Today we return to the 1930s to learn about a clever technique that made a company famous. Their method involved presenting advertisements in a series of 4-6 short, sequential messages. Sound like a slide show? Not quite. Let me explain.

The company was Burma-Shave. They made and sold brushless shaving cream. Back then you kept a sliver of soap in an old mug and used a shaving brush to whip it into foam. Sounds quaint today, but brushless shaving cream was new, so they used it as their marketing differentiator.

 

Message at a glance

Even back then, billboards were a popular advertising medium. But the driver of a car doesn’t have time to read a lengthy message. So they delivered their value message in short poems — delivered one line at a time in a series of roadside signs:

“Your shaving brush

Has had its day

So why not

Shave the modern way

With

Burma-Shave”

Travelers, especially the kids, enjoyed reading them, and they became popular throughout America.

 

Document or Billboard?

Presentation attendees too have a short attention span. So your lengthy slides shouldn’t be considered presentations; they are actually documents. If your content needs lengthy text, maybe it shouldn’t be delivered in a presentation. You might be better off sending your audience a document to review.

 

Slide Readability

Design your presentation like a series of billboards — each with just enough information to absorb at a quick glance. Nancy Duarte, author of slide:ology, calls this the “3-second rule.” And what makes billboard text readable? Size, for one thing. And also the shape of the letters.

Brady Bunch_

The Brady Bunch font is fun. But imagine trying to read it at 65 miles-per-hour. The quirky shapes and close spacing make it tough to read.

Edwardian Script

Likewise, script fonts might be a good choice for a classy brochure but not for a billboard or presentation slide.

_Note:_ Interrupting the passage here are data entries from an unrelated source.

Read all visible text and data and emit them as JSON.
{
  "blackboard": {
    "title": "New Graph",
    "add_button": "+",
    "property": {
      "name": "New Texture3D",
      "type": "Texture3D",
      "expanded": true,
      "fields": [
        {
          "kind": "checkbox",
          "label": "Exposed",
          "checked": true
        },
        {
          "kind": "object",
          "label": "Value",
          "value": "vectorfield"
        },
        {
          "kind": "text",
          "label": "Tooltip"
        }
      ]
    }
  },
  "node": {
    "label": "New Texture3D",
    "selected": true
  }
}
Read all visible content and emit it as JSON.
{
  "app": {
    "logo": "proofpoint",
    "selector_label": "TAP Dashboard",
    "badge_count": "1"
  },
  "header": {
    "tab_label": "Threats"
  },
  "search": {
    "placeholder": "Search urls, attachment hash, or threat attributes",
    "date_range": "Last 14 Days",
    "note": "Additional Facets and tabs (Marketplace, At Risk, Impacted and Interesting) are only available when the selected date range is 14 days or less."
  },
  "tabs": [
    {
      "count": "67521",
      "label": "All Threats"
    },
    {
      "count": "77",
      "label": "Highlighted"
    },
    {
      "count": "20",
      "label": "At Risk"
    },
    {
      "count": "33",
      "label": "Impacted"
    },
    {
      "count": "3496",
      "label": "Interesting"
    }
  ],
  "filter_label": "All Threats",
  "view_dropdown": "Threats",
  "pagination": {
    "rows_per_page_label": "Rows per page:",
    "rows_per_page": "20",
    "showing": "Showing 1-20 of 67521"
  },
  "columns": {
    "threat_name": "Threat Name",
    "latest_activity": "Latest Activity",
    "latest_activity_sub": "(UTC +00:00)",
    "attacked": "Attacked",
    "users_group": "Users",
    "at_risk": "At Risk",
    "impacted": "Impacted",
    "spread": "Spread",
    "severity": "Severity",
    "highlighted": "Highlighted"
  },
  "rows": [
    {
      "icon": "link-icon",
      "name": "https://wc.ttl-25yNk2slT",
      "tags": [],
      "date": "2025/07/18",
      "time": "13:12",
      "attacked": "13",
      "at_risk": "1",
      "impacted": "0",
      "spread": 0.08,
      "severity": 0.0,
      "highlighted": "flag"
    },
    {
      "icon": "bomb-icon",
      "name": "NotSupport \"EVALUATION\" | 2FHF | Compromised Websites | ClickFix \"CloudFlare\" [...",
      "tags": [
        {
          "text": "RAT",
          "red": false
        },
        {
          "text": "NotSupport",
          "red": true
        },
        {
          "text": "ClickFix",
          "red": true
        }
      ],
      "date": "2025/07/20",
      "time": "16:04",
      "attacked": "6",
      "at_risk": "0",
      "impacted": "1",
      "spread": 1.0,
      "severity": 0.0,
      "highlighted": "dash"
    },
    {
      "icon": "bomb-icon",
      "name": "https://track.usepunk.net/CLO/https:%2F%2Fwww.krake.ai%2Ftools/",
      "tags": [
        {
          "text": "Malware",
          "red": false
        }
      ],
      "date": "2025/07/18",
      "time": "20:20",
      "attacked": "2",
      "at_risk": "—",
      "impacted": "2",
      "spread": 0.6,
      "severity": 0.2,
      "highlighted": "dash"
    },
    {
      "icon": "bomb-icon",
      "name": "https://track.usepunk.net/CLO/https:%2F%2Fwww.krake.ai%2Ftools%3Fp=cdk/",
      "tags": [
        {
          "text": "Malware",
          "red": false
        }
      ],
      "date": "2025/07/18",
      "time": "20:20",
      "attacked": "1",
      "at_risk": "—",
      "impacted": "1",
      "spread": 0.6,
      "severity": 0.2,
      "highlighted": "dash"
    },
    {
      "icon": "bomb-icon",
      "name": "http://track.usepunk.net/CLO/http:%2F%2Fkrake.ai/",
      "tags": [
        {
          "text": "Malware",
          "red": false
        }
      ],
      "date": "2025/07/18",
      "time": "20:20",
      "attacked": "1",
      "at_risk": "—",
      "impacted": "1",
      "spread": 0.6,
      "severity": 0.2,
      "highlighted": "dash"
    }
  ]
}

Times New Roman

Here’s a popular serif font. Serif refers to the tiny “feet” at the top and bottom of some letters. It makes lengthy text more readable; (open almost any book, and you’ll find a serif font.) But the feet make it not quite right for billboards and slides.

Arial_

Fonts of the sans serif family (meaning without “feet”) are more legible for titles, billboards and slides.

Arial Grid

When choosing a sans serif font, check the x-height — the height of lower case letters compared to the overall font height. Lower case letters should be more than 50-percent as tall, as in the Arial font.

Calibri Grid

Calibri is another sans serif font that would be good for slides. Notice the x-height.

 

More Shaving Fun

As Burma-Shave roadside signs became more popular, the company began to run contests, with prizes awarded for sending in empty jars of Burma-Shave:

Free — free

a trip to Mars

for 900

empty jars

Burma-Shave

When a grocery store owner actually sent 900 jars to the company, they replied:

If a trip to Mars

you earn

remember, friend

there’s no return.

But they sent him on vacation to the town of Moers, Germany, often pronounced “Mars” by foreign visitors.

Note: For more quotes, see Wikipedia and The Verse by the Side of the Road: The Story of the Burma-Shave Signs and Jingles, by Frank Rowsom and Carl Rose.

 

More Font Fun

Powerpoint has many interesting fonts built-in. If you want to get really creative, check Google Web Fonts. This directory grows continually, and all fonts are free to download. Have fun designing your presentations!

1 Star2 Stars3 Stars4 Stars5 Stars (1 votes, average: 5.00 out of 5)
Loading...

Posted by Agnes Jozwiak

Agnes is the Brand & Communication Director at ClickMeeting.

Ready to start with webinars?
Do it with

TRY IT FREE

Leave a reply

Your email address will not be published. Required fields are marked *